The result should be all the records, exact and complete, without a single picture.

Items from an interface collection:
_ _ _

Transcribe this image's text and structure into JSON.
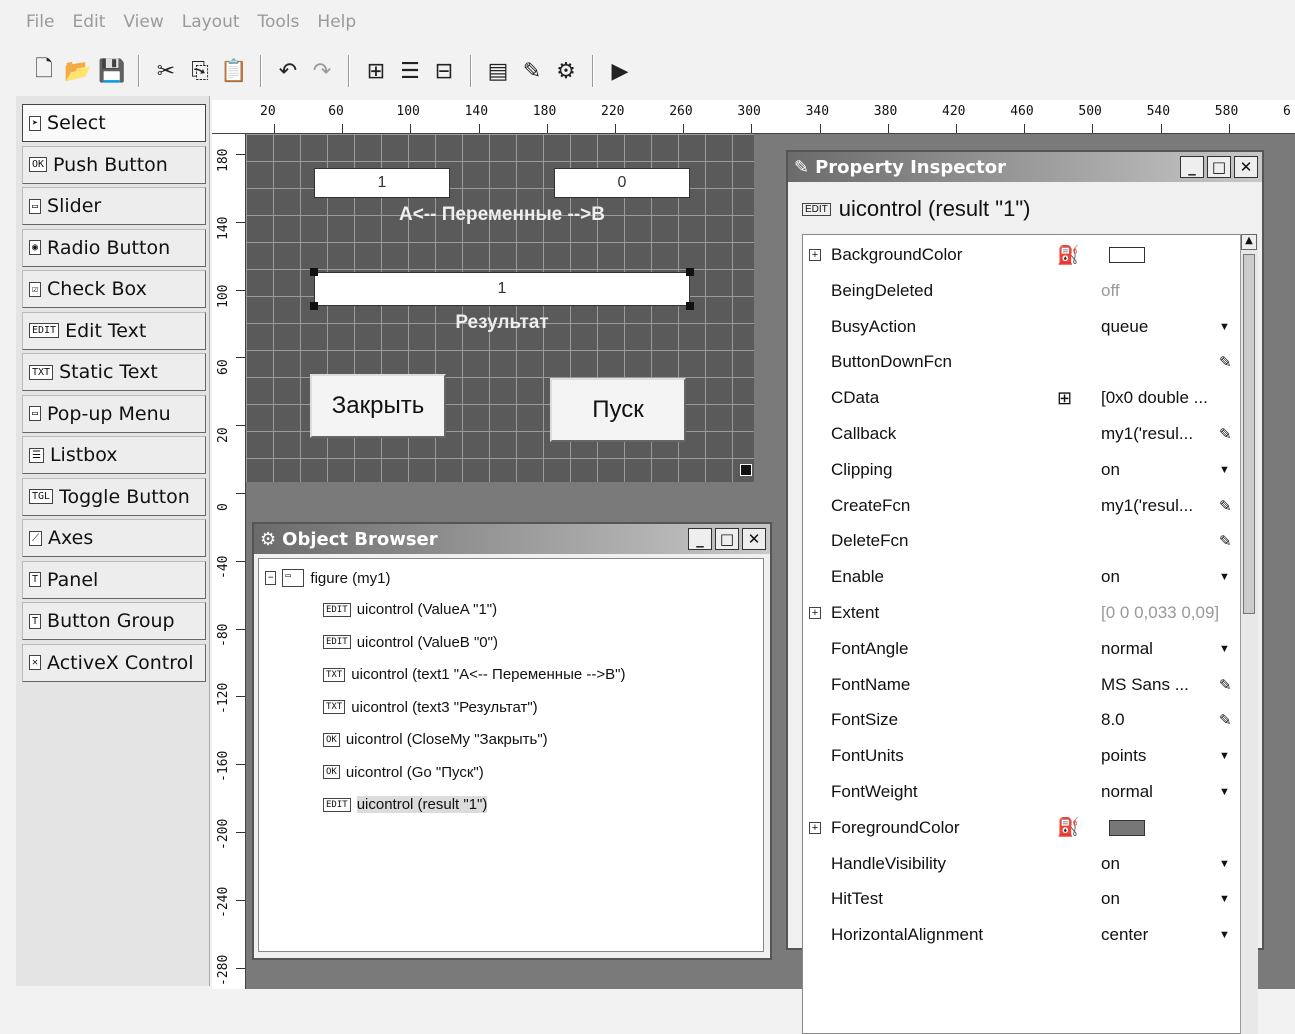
{
  "menu": [
    "File",
    "Edit",
    "View",
    "Layout",
    "Tools",
    "Help"
  ],
  "toolbar_icons": [
    "new-icon",
    "open-icon",
    "save-icon",
    "cut-icon",
    "copy-icon",
    "paste-icon",
    "undo-icon",
    "redo-icon",
    "align-icon",
    "menu-editor-icon",
    "tab-order-icon",
    "mfile-editor-icon",
    "property-inspector-icon",
    "object-browser-icon",
    "run-icon"
  ],
  "palette": [
    {
      "label": "Select",
      "icon": "arrow-icon",
      "glyph": "➤",
      "selected": true
    },
    {
      "label": "Push Button",
      "icon": "push-button-icon",
      "glyph": "OK"
    },
    {
      "label": "Slider",
      "icon": "slider-icon",
      "glyph": "▭"
    },
    {
      "label": "Radio Button",
      "icon": "radio-icon",
      "glyph": "◉"
    },
    {
      "label": "Check Box",
      "icon": "checkbox-icon",
      "glyph": "☑"
    },
    {
      "label": "Edit Text",
      "icon": "edit-text-icon",
      "glyph": "EDIT"
    },
    {
      "label": "Static Text",
      "icon": "static-text-icon",
      "glyph": "TXT"
    },
    {
      "label": "Pop-up Menu",
      "icon": "popup-icon",
      "glyph": "▭"
    },
    {
      "label": "Listbox",
      "icon": "listbox-icon",
      "glyph": "☰"
    },
    {
      "label": "Toggle Button",
      "icon": "toggle-icon",
      "glyph": "TGL"
    },
    {
      "label": "Axes",
      "icon": "axes-icon",
      "glyph": "⟋"
    },
    {
      "label": "Panel",
      "icon": "panel-icon",
      "glyph": "T"
    },
    {
      "label": "Button Group",
      "icon": "button-group-icon",
      "glyph": "T"
    },
    {
      "label": "ActiveX Control",
      "icon": "activex-icon",
      "glyph": "✕"
    }
  ],
  "hruler": [
    "20",
    "60",
    "100",
    "140",
    "180",
    "220",
    "260",
    "300",
    "340",
    "380",
    "420",
    "460",
    "500",
    "540",
    "580",
    "6"
  ],
  "vruler": [
    "180",
    "140",
    "100",
    "60",
    "20",
    "0",
    "-40",
    "-80",
    "-120",
    "-160",
    "-200",
    "-240",
    "-280"
  ],
  "figure": {
    "valueA": "1",
    "valueB": "0",
    "text1": "A<-- Переменные -->B",
    "result": "1",
    "text3": "Результат",
    "close_button": "Закрыть",
    "go_button": "Пуск"
  },
  "object_browser": {
    "title": "Object Browser",
    "root": "figure (my1)",
    "items": [
      {
        "icon": "EDIT",
        "label": "uicontrol (ValueA \"1\")"
      },
      {
        "icon": "EDIT",
        "label": "uicontrol (ValueB \"0\")"
      },
      {
        "icon": "TXT",
        "label": "uicontrol (text1 \"A<-- Переменные -->B\")"
      },
      {
        "icon": "TXT",
        "label": "uicontrol (text3 \"Результат\")"
      },
      {
        "icon": "OK",
        "label": "uicontrol (CloseMy \"Закрыть\")"
      },
      {
        "icon": "OK",
        "label": "uicontrol (Go \"Пуск\")"
      },
      {
        "icon": "EDIT",
        "label": "uicontrol (result \"1\")"
      }
    ]
  },
  "property_inspector": {
    "title": "Property Inspector",
    "subtitle": "uicontrol (result \"1\")",
    "rows": [
      {
        "name": "BackgroundColor",
        "value": "",
        "expand": true,
        "icon": "bucket",
        "swatch": "#ffffff"
      },
      {
        "name": "BeingDeleted",
        "value": "off",
        "grey": true
      },
      {
        "name": "BusyAction",
        "value": "queue",
        "dropdown": true
      },
      {
        "name": "ButtonDownFcn",
        "value": "",
        "edit": true
      },
      {
        "name": "CData",
        "value": "[0x0  double ...",
        "icon": "grid"
      },
      {
        "name": "Callback",
        "value": "my1('resul...",
        "edit": true
      },
      {
        "name": "Clipping",
        "value": "on",
        "dropdown": true
      },
      {
        "name": "CreateFcn",
        "value": "my1('resul...",
        "edit": true
      },
      {
        "name": "DeleteFcn",
        "value": "",
        "edit": true
      },
      {
        "name": "Enable",
        "value": "on",
        "dropdown": true
      },
      {
        "name": "Extent",
        "value": "[0 0 0,033 0,09]",
        "expand": true,
        "grey": true
      },
      {
        "name": "FontAngle",
        "value": "normal",
        "dropdown": true
      },
      {
        "name": "FontName",
        "value": "MS Sans ...",
        "edit": true
      },
      {
        "name": "FontSize",
        "value": "8.0",
        "edit": true
      },
      {
        "name": "FontUnits",
        "value": "points",
        "dropdown": true
      },
      {
        "name": "FontWeight",
        "value": "normal",
        "dropdown": true
      },
      {
        "name": "ForegroundColor",
        "value": "",
        "expand": true,
        "icon": "bucket",
        "swatch": "#777777"
      },
      {
        "name": "HandleVisibility",
        "value": "on",
        "dropdown": true
      },
      {
        "name": "HitTest",
        "value": "on",
        "dropdown": true
      },
      {
        "name": "HorizontalAlignment",
        "value": "center",
        "dropdown": true
      }
    ]
  }
}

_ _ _

== Result for this task ==
Transcribe this image's text and structure into JSON.
{
  "menu": [
    "File",
    "Edit",
    "View",
    "Layout",
    "Tools",
    "Help"
  ],
  "toolbar_icons": [
    "new-icon",
    "open-icon",
    "save-icon",
    "cut-icon",
    "copy-icon",
    "paste-icon",
    "undo-icon",
    "redo-icon",
    "align-icon",
    "menu-editor-icon",
    "tab-order-icon",
    "mfile-editor-icon",
    "property-inspector-icon",
    "object-browser-icon",
    "run-icon"
  ],
  "palette": [
    {
      "label": "Select",
      "icon": "arrow-icon",
      "glyph": "➤",
      "selected": true
    },
    {
      "label": "Push Button",
      "icon": "push-button-icon",
      "glyph": "OK"
    },
    {
      "label": "Slider",
      "icon": "slider-icon",
      "glyph": "▭"
    },
    {
      "label": "Radio Button",
      "icon": "radio-icon",
      "glyph": "◉"
    },
    {
      "label": "Check Box",
      "icon": "checkbox-icon",
      "glyph": "☑"
    },
    {
      "label": "Edit Text",
      "icon": "edit-text-icon",
      "glyph": "EDIT"
    },
    {
      "label": "Static Text",
      "icon": "static-text-icon",
      "glyph": "TXT"
    },
    {
      "label": "Pop-up Menu",
      "icon": "popup-icon",
      "glyph": "▭"
    },
    {
      "label": "Listbox",
      "icon": "listbox-icon",
      "glyph": "☰"
    },
    {
      "label": "Toggle Button",
      "icon": "toggle-icon",
      "glyph": "TGL"
    },
    {
      "label": "Axes",
      "icon": "axes-icon",
      "glyph": "⟋"
    },
    {
      "label": "Panel",
      "icon": "panel-icon",
      "glyph": "T"
    },
    {
      "label": "Button Group",
      "icon": "button-group-icon",
      "glyph": "T"
    },
    {
      "label": "ActiveX Control",
      "icon": "activex-icon",
      "glyph": "✕"
    }
  ],
  "hruler": [
    "20",
    "60",
    "100",
    "140",
    "180",
    "220",
    "260",
    "300",
    "340",
    "380",
    "420",
    "460",
    "500",
    "540",
    "580",
    "6"
  ],
  "vruler": [
    "180",
    "140",
    "100",
    "60",
    "20",
    "0",
    "-40",
    "-80",
    "-120",
    "-160",
    "-200",
    "-240",
    "-280"
  ],
  "figure": {
    "valueA": "1",
    "valueB": "0",
    "text1": "A<-- Переменные -->B",
    "result": "1",
    "text3": "Результат",
    "close_button": "Закрыть",
    "go_button": "Пуск"
  },
  "object_browser": {
    "title": "Object Browser",
    "root": "figure (my1)",
    "items": [
      {
        "icon": "EDIT",
        "label": "uicontrol (ValueA \"1\")"
      },
      {
        "icon": "EDIT",
        "label": "uicontrol (ValueB \"0\")"
      },
      {
        "icon": "TXT",
        "label": "uicontrol (text1 \"A<-- Переменные -->B\")"
      },
      {
        "icon": "TXT",
        "label": "uicontrol (text3 \"Результат\")"
      },
      {
        "icon": "OK",
        "label": "uicontrol (CloseMy \"Закрыть\")"
      },
      {
        "icon": "OK",
        "label": "uicontrol (Go \"Пуск\")"
      },
      {
        "icon": "EDIT",
        "label": "uicontrol (result \"1\")"
      }
    ]
  },
  "property_inspector": {
    "title": "Property Inspector",
    "subtitle": "uicontrol (result \"1\")",
    "rows": [
      {
        "name": "BackgroundColor",
        "value": "",
        "expand": true,
        "icon": "bucket",
        "swatch": "#ffffff"
      },
      {
        "name": "BeingDeleted",
        "value": "off",
        "grey": true
      },
      {
        "name": "BusyAction",
        "value": "queue",
        "dropdown": true
      },
      {
        "name": "ButtonDownFcn",
        "value": "",
        "edit": true
      },
      {
        "name": "CData",
        "value": "[0x0  double ...",
        "icon": "grid"
      },
      {
        "name": "Callback",
        "value": "my1('resul...",
        "edit": true
      },
      {
        "name": "Clipping",
        "value": "on",
        "dropdown": true
      },
      {
        "name": "CreateFcn",
        "value": "my1('resul...",
        "edit": true
      },
      {
        "name": "DeleteFcn",
        "value": "",
        "edit": true
      },
      {
        "name": "Enable",
        "value": "on",
        "dropdown": true
      },
      {
        "name": "Extent",
        "value": "[0 0 0,033 0,09]",
        "expand": true,
        "grey": true
      },
      {
        "name": "FontAngle",
        "value": "normal",
        "dropdown": true
      },
      {
        "name": "FontName",
        "value": "MS Sans ...",
        "edit": true
      },
      {
        "name": "FontSize",
        "value": "8.0",
        "edit": true
      },
      {
        "name": "FontUnits",
        "value": "points",
        "dropdown": true
      },
      {
        "name": "FontWeight",
        "value": "normal",
        "dropdown": true
      },
      {
        "name": "ForegroundColor",
        "value": "",
        "expand": true,
        "icon": "bucket",
        "swatch": "#777777"
      },
      {
        "name": "HandleVisibility",
        "value": "on",
        "dropdown": true
      },
      {
        "name": "HitTest",
        "value": "on",
        "dropdown": true
      },
      {
        "name": "HorizontalAlignment",
        "value": "center",
        "dropdown": true
      }
    ]
  }
}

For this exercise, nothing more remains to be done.